University of Connecticut University of UC Title Fallback Connecticut

Good Bacteria, Bad Bacteria: Uncovering How the Microbiome Supports Health

Sabrina Yum-Chan '19 (CLAS), left, and Nichole Broderick, assistant professor of molecular and cell biology, look over vials of flies in a microbiology lab at the Torrey Life Sciences Building on Nov. 10, 2015. (Peter Morenus/UConn Photo)

Sabrina Yum-Chan ’19 (CLAS), left, and Nichole Broderick, assistant professor of molecular and cell biology, look over vials of flies in a microbiology lab at the Torrey Life Sciences Building on Nov. 10, 2015. (Peter Morenus/UConn Photo)

Inside our bodies, there is a microscopic world teeming with life known as the microbiome. From the moment we are born, we begin accumulating a collection of helpful bacteria, viruses and fungi that support our immune system and digestive health.

Nichole Broderick, an assistant professor in the Department of Molecular and Cell Biology at the University of Connecticut has received a five-year, $1.92 million grant from the National Institutes of General Medical Sciences to build up the knowledge base of how exactly the microbiome performs these functions.

“I’m thrilled to have the support of NIH to carry out this work. The support of the Maximizing Investigators’ Research Award (MIRA) program for early-stage investigators like myself is a critical boost to my lab as we tackle important questions about the role of the microbiome in animal health.”

Broderick will use fruit flies, which have remarkably similar internal pathways and diseases as humans, to study which mechanisms in the host contribute to the establishment of a normal microbiome. She will look at how signals from microbes cause physiological changes in the host and how the host regulates the microbiome in turn.

Understanding how a healthy microbiome is maintained is an essential step in developing therapies for microbiomes that have been disrupted or not established properly.
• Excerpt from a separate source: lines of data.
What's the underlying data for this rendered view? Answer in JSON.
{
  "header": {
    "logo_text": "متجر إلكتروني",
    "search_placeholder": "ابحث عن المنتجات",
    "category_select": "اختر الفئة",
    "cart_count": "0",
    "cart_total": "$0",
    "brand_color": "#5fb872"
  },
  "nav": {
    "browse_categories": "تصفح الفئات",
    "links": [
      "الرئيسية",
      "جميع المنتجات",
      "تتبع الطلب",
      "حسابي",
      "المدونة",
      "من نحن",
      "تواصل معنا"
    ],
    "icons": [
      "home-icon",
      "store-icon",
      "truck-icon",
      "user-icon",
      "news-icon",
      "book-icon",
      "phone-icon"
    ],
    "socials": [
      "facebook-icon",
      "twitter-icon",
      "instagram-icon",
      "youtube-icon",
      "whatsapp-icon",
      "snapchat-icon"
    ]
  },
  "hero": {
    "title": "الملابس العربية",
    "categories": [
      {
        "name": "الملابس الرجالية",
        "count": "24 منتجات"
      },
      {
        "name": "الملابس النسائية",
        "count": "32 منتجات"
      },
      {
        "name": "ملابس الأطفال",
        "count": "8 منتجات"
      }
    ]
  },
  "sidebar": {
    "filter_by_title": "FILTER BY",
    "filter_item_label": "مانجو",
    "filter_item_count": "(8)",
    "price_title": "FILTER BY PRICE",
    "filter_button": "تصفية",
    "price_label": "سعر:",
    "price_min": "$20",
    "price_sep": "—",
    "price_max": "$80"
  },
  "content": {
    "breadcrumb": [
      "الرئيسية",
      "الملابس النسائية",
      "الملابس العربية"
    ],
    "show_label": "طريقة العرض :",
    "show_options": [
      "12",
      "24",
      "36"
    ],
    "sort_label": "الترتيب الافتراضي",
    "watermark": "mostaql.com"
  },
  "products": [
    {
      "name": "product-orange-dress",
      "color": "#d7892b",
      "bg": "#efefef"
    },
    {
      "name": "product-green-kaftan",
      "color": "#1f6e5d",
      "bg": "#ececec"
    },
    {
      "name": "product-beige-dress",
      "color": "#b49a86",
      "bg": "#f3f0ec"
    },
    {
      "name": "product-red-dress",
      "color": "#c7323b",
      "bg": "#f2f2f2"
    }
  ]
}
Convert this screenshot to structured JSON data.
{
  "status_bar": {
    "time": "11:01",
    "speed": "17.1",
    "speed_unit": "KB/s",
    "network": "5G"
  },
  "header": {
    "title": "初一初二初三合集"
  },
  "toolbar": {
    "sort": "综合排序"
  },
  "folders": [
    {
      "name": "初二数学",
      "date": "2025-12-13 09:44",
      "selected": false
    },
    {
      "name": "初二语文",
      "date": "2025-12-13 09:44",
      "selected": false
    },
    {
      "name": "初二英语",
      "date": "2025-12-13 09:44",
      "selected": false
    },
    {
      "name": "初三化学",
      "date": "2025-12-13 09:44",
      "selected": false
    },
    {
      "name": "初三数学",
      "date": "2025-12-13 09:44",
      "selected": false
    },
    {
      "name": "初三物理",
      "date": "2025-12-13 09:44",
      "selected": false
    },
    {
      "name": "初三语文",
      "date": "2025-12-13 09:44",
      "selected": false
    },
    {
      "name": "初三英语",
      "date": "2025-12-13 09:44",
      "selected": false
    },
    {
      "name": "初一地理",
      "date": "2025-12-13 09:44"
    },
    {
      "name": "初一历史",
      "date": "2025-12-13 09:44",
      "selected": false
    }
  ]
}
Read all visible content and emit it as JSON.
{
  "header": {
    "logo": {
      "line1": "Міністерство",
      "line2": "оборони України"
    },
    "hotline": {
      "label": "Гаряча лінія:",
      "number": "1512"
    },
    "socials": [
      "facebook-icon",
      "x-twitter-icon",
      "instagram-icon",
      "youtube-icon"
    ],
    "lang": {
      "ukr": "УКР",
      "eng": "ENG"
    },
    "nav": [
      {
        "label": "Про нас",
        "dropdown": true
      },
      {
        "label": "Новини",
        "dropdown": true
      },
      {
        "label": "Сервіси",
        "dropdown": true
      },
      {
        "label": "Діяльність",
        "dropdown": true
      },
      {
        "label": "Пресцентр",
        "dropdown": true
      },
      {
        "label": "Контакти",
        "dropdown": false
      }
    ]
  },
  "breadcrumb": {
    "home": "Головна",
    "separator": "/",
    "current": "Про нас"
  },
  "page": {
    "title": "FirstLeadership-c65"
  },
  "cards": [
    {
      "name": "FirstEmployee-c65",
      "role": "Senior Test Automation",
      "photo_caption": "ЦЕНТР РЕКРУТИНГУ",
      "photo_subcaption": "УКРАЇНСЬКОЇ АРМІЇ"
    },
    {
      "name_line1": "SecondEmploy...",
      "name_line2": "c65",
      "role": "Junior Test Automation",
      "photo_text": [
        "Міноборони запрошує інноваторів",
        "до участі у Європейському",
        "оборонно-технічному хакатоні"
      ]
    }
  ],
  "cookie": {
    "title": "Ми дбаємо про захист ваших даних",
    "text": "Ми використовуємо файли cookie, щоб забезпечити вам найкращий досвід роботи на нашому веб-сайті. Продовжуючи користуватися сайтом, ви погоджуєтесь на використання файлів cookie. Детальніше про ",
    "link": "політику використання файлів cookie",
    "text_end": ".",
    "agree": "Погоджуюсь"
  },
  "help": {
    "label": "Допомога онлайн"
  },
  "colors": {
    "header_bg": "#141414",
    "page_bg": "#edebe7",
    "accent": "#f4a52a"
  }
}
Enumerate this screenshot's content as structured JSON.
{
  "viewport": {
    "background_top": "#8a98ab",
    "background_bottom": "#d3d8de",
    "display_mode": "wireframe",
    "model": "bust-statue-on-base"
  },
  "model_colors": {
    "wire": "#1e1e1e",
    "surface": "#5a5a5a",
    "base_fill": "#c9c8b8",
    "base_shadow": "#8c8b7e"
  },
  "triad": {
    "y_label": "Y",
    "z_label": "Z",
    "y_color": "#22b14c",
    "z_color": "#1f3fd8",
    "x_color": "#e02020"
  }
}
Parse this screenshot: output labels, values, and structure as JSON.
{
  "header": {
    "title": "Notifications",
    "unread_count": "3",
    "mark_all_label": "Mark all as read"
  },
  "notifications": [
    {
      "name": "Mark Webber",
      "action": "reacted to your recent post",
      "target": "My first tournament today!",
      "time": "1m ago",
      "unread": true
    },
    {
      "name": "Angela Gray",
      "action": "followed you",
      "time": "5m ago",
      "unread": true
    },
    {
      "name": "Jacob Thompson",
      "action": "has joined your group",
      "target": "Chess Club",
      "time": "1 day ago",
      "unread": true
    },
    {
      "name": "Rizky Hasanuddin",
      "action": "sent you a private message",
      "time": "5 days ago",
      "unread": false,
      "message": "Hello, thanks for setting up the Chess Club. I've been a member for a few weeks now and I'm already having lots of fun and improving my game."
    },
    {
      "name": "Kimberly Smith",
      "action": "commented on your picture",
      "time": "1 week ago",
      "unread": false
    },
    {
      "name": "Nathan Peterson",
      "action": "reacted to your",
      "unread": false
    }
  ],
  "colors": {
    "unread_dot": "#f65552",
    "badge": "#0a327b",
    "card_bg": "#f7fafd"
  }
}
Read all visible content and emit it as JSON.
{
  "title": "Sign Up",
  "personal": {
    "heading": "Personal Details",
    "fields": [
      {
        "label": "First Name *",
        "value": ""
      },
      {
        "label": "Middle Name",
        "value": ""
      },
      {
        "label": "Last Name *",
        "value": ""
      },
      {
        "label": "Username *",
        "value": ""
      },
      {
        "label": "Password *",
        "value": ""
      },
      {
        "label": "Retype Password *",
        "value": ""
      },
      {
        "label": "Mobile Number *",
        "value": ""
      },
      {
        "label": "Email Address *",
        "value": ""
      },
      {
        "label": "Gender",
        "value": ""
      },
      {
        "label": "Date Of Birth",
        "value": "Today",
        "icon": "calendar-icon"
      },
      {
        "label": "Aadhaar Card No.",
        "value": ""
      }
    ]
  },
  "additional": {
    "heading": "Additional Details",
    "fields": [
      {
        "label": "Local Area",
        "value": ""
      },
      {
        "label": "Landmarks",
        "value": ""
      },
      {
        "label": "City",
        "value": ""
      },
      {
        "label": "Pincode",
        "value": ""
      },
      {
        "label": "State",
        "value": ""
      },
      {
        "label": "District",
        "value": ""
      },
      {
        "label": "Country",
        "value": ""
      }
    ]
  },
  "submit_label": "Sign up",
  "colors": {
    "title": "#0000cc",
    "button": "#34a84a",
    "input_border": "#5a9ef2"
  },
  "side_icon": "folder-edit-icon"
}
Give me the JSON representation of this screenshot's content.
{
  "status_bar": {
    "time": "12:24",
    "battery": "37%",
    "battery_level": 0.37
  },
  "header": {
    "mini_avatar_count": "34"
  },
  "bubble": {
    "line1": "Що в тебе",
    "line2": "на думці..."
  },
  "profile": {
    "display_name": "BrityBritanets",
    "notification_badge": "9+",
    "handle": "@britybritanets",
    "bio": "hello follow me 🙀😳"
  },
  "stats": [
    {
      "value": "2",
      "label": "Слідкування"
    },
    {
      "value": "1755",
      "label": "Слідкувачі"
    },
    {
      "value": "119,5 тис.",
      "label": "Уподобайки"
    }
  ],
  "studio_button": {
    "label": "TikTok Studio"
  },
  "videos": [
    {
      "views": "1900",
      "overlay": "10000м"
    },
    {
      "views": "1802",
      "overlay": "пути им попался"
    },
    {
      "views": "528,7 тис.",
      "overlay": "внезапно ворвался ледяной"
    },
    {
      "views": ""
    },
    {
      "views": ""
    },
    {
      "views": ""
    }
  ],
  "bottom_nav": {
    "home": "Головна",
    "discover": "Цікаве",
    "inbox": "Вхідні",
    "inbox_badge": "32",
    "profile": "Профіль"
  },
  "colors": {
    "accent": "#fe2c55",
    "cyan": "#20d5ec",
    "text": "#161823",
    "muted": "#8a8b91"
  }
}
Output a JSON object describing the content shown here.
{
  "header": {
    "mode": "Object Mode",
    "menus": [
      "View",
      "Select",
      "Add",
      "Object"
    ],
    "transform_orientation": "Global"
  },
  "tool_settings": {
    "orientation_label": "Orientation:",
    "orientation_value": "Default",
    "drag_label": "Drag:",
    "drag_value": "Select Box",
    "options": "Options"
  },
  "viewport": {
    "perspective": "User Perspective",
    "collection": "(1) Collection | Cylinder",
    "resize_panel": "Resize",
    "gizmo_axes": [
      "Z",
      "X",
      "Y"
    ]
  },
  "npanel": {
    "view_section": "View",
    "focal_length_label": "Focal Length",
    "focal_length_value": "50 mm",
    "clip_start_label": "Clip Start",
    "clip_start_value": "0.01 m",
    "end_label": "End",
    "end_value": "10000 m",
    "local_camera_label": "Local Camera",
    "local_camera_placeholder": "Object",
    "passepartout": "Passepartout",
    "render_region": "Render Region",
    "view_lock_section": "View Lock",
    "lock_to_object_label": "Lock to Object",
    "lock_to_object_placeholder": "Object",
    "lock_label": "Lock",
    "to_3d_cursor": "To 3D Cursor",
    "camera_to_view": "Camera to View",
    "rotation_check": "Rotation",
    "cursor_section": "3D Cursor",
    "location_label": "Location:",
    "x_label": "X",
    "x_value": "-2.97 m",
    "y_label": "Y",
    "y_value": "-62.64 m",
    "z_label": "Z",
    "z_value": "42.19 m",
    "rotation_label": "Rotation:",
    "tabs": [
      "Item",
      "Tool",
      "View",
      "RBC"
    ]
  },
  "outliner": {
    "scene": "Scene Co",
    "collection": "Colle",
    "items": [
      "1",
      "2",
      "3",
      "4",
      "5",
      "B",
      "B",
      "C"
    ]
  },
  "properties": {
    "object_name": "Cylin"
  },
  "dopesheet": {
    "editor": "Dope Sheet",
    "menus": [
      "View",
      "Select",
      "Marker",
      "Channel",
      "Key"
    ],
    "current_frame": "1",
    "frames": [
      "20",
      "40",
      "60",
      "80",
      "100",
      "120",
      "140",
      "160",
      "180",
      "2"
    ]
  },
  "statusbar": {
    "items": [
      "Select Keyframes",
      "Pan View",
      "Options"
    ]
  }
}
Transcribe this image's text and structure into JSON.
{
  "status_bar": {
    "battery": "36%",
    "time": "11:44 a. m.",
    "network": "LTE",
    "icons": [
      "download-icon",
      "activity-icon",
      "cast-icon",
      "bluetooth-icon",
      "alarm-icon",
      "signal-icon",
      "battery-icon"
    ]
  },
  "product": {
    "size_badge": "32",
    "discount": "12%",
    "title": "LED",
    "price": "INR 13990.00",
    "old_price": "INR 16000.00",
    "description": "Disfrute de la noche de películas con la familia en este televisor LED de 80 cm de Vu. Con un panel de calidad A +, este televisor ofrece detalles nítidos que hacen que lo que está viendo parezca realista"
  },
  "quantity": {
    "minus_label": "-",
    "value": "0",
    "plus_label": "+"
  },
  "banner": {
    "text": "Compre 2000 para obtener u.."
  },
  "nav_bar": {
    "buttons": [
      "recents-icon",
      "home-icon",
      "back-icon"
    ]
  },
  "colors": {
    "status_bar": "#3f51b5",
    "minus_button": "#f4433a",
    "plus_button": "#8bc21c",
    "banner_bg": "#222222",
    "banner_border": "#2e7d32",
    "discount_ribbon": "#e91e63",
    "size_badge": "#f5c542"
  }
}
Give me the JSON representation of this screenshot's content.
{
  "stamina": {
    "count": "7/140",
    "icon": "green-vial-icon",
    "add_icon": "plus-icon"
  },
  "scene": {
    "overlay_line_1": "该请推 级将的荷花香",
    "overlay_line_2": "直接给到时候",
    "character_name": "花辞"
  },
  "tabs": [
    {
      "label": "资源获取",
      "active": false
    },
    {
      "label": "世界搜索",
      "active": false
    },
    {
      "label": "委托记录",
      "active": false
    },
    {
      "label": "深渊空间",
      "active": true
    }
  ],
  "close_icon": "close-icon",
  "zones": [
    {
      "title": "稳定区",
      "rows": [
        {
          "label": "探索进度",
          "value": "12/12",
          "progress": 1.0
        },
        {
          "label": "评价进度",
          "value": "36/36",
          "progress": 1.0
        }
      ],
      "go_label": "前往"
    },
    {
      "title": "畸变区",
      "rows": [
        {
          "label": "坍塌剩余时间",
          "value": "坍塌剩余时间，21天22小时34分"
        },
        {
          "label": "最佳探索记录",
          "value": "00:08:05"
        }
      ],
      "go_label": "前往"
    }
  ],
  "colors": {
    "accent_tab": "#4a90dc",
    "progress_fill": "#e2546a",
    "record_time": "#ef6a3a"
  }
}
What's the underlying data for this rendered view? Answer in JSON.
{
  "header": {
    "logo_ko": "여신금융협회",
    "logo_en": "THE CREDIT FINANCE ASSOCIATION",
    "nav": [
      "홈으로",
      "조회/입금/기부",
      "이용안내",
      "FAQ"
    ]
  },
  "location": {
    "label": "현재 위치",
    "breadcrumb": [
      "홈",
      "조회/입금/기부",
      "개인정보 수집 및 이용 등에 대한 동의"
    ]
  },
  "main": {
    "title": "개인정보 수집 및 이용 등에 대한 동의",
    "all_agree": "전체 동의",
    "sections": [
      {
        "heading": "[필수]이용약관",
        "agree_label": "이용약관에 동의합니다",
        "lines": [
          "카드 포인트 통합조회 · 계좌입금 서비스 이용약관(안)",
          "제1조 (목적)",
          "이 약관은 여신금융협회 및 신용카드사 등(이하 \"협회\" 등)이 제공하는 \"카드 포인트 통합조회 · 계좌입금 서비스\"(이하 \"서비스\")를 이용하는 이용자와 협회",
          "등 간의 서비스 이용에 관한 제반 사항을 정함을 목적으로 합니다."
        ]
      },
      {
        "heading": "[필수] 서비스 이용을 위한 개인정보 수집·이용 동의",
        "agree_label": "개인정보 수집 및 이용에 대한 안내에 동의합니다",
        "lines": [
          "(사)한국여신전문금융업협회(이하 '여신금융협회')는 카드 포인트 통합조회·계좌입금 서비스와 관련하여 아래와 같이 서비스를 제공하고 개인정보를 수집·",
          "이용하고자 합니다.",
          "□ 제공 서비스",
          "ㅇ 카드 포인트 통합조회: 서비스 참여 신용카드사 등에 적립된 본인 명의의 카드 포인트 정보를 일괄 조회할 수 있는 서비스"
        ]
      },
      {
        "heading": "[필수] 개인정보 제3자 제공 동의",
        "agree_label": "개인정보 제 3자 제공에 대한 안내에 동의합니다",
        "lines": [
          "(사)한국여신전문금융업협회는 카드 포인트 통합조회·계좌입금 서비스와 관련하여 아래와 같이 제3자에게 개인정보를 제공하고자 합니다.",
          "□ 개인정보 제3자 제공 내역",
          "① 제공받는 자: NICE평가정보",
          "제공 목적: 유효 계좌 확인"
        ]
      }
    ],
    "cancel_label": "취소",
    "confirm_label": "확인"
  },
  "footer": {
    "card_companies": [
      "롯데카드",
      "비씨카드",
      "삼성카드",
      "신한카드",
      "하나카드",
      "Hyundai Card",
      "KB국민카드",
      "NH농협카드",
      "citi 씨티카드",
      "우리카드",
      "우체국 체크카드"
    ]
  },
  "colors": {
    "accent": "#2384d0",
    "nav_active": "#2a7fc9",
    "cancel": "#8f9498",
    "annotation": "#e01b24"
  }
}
For example, when a person goes on antibiotics for an infection like strep throat or a urinary tract infection, the medication that kills the disease-causing bacteria can also disrupt the “good” bacteria in our microbiome.

One disease that has been treated with microbiome therapy is Clostridium difficile infection, an antibiotic-associated diarrhea. By transferring microbiome bacteria from the fecal matter of a healthy person to an infected patient, the patient’s system is able to re-establish a normal balance of their own microbiome.

The success of this treatment has led researchers to wonder other ways that microbiome therapies could be applied to treat various ailments — a question that remains largely unanswered.

Broderick will address this challenge and look to develop strategies to manipulate the microbiome in order to restore normal animal (including human) physiology.

Broderick received her PhD from the University of Wisconsin and completed postdoctoral training at École polytechnique fédérale de Lausanne in Switzerland. Her research focuses on understanding the mechanisms that underlie animal’s interactions with their microbiomes to illuminate how beneficial as well as pathogenic bacteria impact host development, physiology, and health.

This project is NIH Grant No.: 1R35GM128871-01

By Anna Zarra Aldrich | Story courtesy of UConn Today


More News Stories

Upcoming Events